Qureshi made a tactical mistake when he accused Krishna of having gone to Islamabad unprepared, of seeking frequent instructions from New Delhi and of not having a clear mandate for talks.
Barring the nine rounds of talks between NDAs external affairs minister Jaswant Singh and US President Bill Clintons deputy secretary of state Strobe Talbott following the Indian nuclear tests in 1998, South Block has rarely approached any bilateral interaction with such meticulous preparation as the Krishna-Qureshi talks.
This was done because the Prime Minister wanted to be able to soon announce concrete decisions on settling some outstanding disputes with Pakistan and Krishnas visit was to have cemented the ground for this as part of an incremental approach.
For all of Pakistans intelligence activities in India, the ISI would appear not to have told Qureshi that unlike during the Indo-US negotiations for their nuclear deal, the Opposition was fully briefed this time, before Krishna left for Islamabad, about how the government was going about the business of dealing with its northwestern neighbour.
In addition, South Block had initiated the commendable step of taking the parliaments standing committee on external affairs into confidence on Krishnas mandate in Islamabad.
All of which explained the BJPs role of playing the part of loyal opposition on Friday by extending backhanded support to the external affairs minister by its scathing criticism of Qureshi without appearing to be uncritical of the UPA at the same time.
The Krishna-Qureshi meeting in Islamabad was a replay of their first encounter in New York on September 27 last year.

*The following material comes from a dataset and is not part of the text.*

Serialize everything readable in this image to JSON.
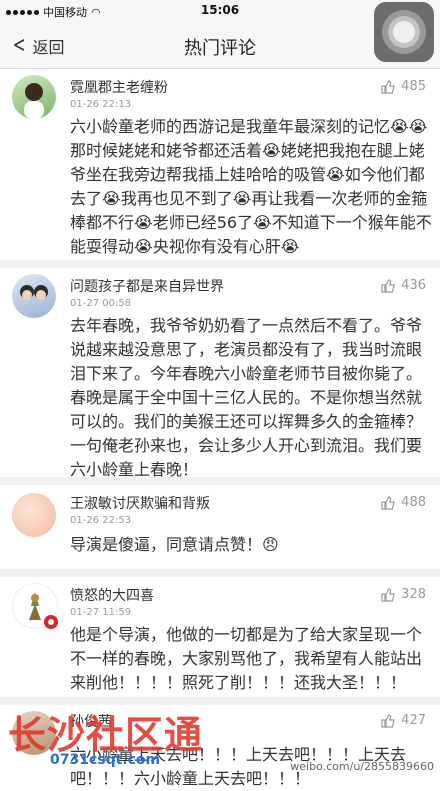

But Qureshi does not appear to have learnt from that meeting that the Indian minister with five decades behind him in public life is no pushover.
At that time, Qureshi was guilty of precisely what he accused home secretary G.K. Pillai of: pre-empting the course of the bilateral dialogue.
Just before leaving Islamabad then for talks with Krishna on the sidelines of the UN General Assembly, Qureshi unilaterally announced that former foreign secretary Riaz Mohammad Khan would be Pakistans envoy for back channel talks with India and challenged New Delhi to reciprocate.
Krishna promptly showed Qureshi his place by rejecting the proposal with a withering public remark: Where is the need for a back channel dialogue when the front channel is open?
As India and Pakistan now seek to leave behind the bad taste of their Islamabad encounter, the foreign secretarys view that bilateral talks have not collapsed has been vindicated by Qureshis U-turn today.
He said Pakistan was very serious about talks with India and hoped for a new beginning of normal relations. Prime Minister Yousaf Raza Gilanis praise of Singh today as an honourable man is seen as an effort to backtrack after India saw through Islamabads game.